Task prompt: Each line below should be restated word for word.

═══ Raw data

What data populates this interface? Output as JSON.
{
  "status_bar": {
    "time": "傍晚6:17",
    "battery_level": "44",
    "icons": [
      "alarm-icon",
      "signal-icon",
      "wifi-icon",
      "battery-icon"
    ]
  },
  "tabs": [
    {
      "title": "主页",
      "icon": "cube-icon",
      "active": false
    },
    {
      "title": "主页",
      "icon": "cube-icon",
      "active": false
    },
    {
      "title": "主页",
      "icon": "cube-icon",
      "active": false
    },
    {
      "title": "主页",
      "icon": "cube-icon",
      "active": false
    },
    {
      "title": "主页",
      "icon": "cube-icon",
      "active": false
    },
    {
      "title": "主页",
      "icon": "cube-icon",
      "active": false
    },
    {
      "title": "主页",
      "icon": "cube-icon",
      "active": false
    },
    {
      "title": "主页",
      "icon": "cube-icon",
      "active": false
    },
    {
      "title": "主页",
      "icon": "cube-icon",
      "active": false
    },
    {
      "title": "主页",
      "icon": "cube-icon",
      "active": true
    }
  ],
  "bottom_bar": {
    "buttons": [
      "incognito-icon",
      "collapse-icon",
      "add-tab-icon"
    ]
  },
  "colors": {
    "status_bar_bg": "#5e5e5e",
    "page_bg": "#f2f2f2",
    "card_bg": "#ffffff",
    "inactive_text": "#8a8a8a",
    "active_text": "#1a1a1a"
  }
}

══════

Result below:
What data populates this interface? Output as JSON.
{
  "status_bar": {
    "time": "傍晚6:17",
    "battery_level": "44",
    "icons": [
      "alarm-icon",
      "signal-icon",
      "wifi-icon",
      "battery-icon"
    ]
  },
  "tabs": [
    {
      "title": "主页",
      "icon": "cube-icon",
      "active": false
    },
    {
      "title": "主页",
      "icon": "cube-icon",
      "active": false
    },
    {
      "title": "主页",
      "icon": "cube-icon",
      "active": false
    },
    {
      "title": "主页",
      "icon": "cube-icon",
      "active": false
    },
    {
      "title": "主页",
      "icon": "cube-icon",
      "active": false
    },
    {
      "title": "主页",
      "icon": "cube-icon",
      "active": false
    },
    {
      "title": "主页",
      "icon": "cube-icon",
      "active": false
    },
    {
      "title": "主页",
      "icon": "cube-icon",
      "active": false
    },
    {
      "title": "主页",
      "icon": "cube-icon",
      "active": false
    },
    {
      "title": "主页",
      "icon": "cube-icon",
      "active": true
    }
  ],
  "bottom_bar": {
    "buttons": [
      "incognito-icon",
      "collapse-icon",
      "add-tab-icon"
    ]
  },
  "colors": {
    "status_bar_bg": "#5e5e5e",
    "page_bg": "#f2f2f2",
    "card_bg": "#ffffff",
    "inactive_text": "#8a8a8a",
    "active_text": "#1a1a1a"
  }
}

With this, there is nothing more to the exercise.